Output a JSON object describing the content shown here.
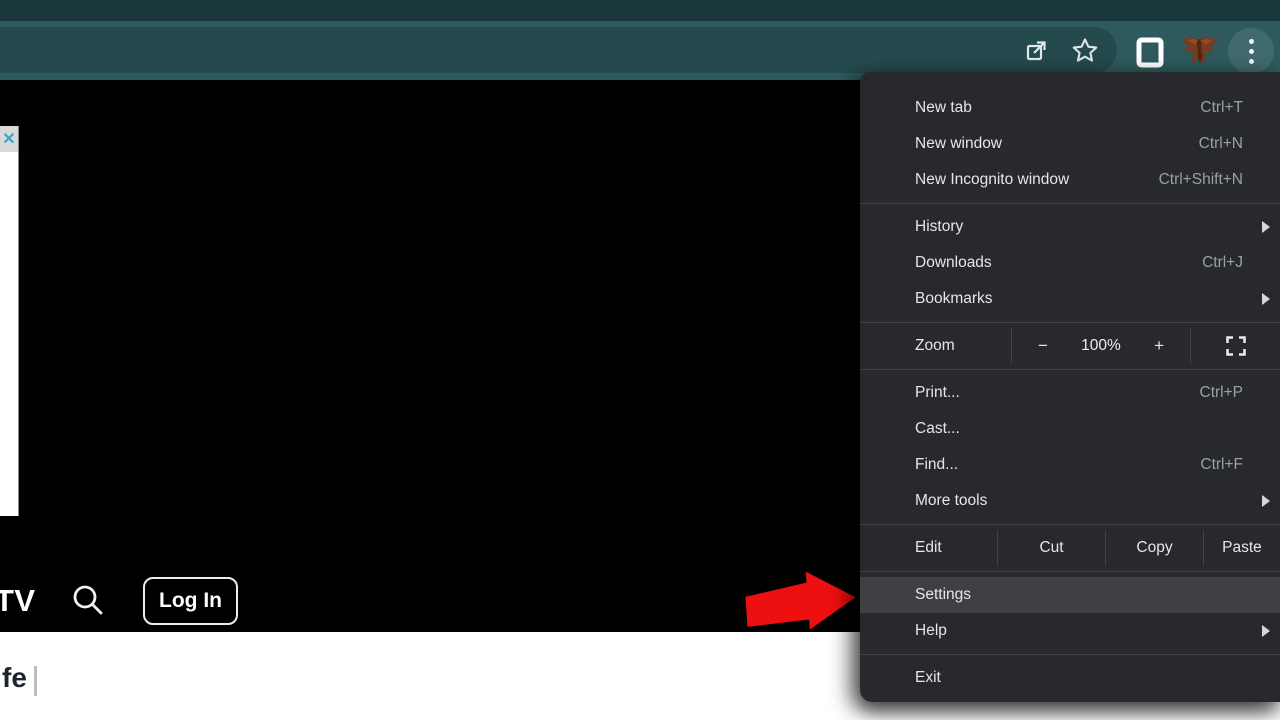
{
  "browser_menu": {
    "items": [
      {
        "label": "New tab",
        "shortcut": "Ctrl+T"
      },
      {
        "label": "New window",
        "shortcut": "Ctrl+N"
      },
      {
        "label": "New Incognito window",
        "shortcut": "Ctrl+Shift+N"
      },
      {
        "label": "History",
        "submenu": true
      },
      {
        "label": "Downloads",
        "shortcut": "Ctrl+J"
      },
      {
        "label": "Bookmarks",
        "submenu": true
      },
      {
        "label": "Print...",
        "shortcut": "Ctrl+P"
      },
      {
        "label": "Cast..."
      },
      {
        "label": "Find...",
        "shortcut": "Ctrl+F"
      },
      {
        "label": "More tools",
        "submenu": true
      },
      {
        "label": "Settings",
        "highlighted": true
      },
      {
        "label": "Help",
        "submenu": true
      },
      {
        "label": "Exit"
      }
    ],
    "zoom_row": {
      "label": "Zoom",
      "decrease": "−",
      "level": "100%",
      "increase": "+"
    },
    "edit_row": {
      "label": "Edit",
      "cut": "Cut",
      "copy": "Copy",
      "paste": "Paste"
    }
  },
  "toolbar": {
    "icons": [
      "share-icon",
      "bookmark-star-icon",
      "side-panel-icon",
      "profile-avatar",
      "three-dot-menu-icon"
    ]
  },
  "page": {
    "nav_brand": "TV",
    "login_label": "Log In",
    "footer_fragment": "fe",
    "footer_divider": "|",
    "popup_close": "✕"
  },
  "annotation": {
    "type": "red-arrow-pointing-right",
    "target": "Settings"
  },
  "colors": {
    "toolbar_teal": "#2e5a5e",
    "tabstrip_teal": "#1a383c",
    "omnibox_teal": "#254a4e",
    "menu_button_circle": "#406a6e",
    "menu_bg": "#28292c",
    "menu_highlight": "#3e4043",
    "menu_text": "#e4e6e9",
    "menu_shortcut_text": "#9aa0a6",
    "separator": "#404247",
    "arrow_red": "#ee1010",
    "popup_close_blue": "#3ca3c9"
  }
}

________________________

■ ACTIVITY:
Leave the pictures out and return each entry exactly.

■ RESPONSE AREA:
Output a JSON object describing the content shown here.
{
  "browser_menu": {
    "items": [
      {
        "label": "New tab",
        "shortcut": "Ctrl+T"
      },
      {
        "label": "New window",
        "shortcut": "Ctrl+N"
      },
      {
        "label": "New Incognito window",
        "shortcut": "Ctrl+Shift+N"
      },
      {
        "label": "History",
        "submenu": true
      },
      {
        "label": "Downloads",
        "shortcut": "Ctrl+J"
      },
      {
        "label": "Bookmarks",
        "submenu": true
      },
      {
        "label": "Print...",
        "shortcut": "Ctrl+P"
      },
      {
        "label": "Cast..."
      },
      {
        "label": "Find...",
        "shortcut": "Ctrl+F"
      },
      {
        "label": "More tools",
        "submenu": true
      },
      {
        "label": "Settings",
        "highlighted": true
      },
      {
        "label": "Help",
        "submenu": true
      },
      {
        "label": "Exit"
      }
    ],
    "zoom_row": {
      "label": "Zoom",
      "decrease": "−",
      "level": "100%",
      "increase": "+"
    },
    "edit_row": {
      "label": "Edit",
      "cut": "Cut",
      "copy": "Copy",
      "paste": "Paste"
    }
  },
  "toolbar": {
    "icons": [
      "share-icon",
      "bookmark-star-icon",
      "side-panel-icon",
      "profile-avatar",
      "three-dot-menu-icon"
    ]
  },
  "page": {
    "nav_brand": "TV",
    "login_label": "Log In",
    "footer_fragment": "fe",
    "footer_divider": "|",
    "popup_close": "✕"
  },
  "annotation": {
    "type": "red-arrow-pointing-right",
    "target": "Settings"
  },
  "colors": {
    "toolbar_teal": "#2e5a5e",
    "tabstrip_teal": "#1a383c",
    "omnibox_teal": "#254a4e",
    "menu_button_circle": "#406a6e",
    "menu_bg": "#28292c",
    "menu_highlight": "#3e4043",
    "menu_text": "#e4e6e9",
    "menu_shortcut_text": "#9aa0a6",
    "separator": "#404247",
    "arrow_red": "#ee1010",
    "popup_close_blue": "#3ca3c9"
  }
}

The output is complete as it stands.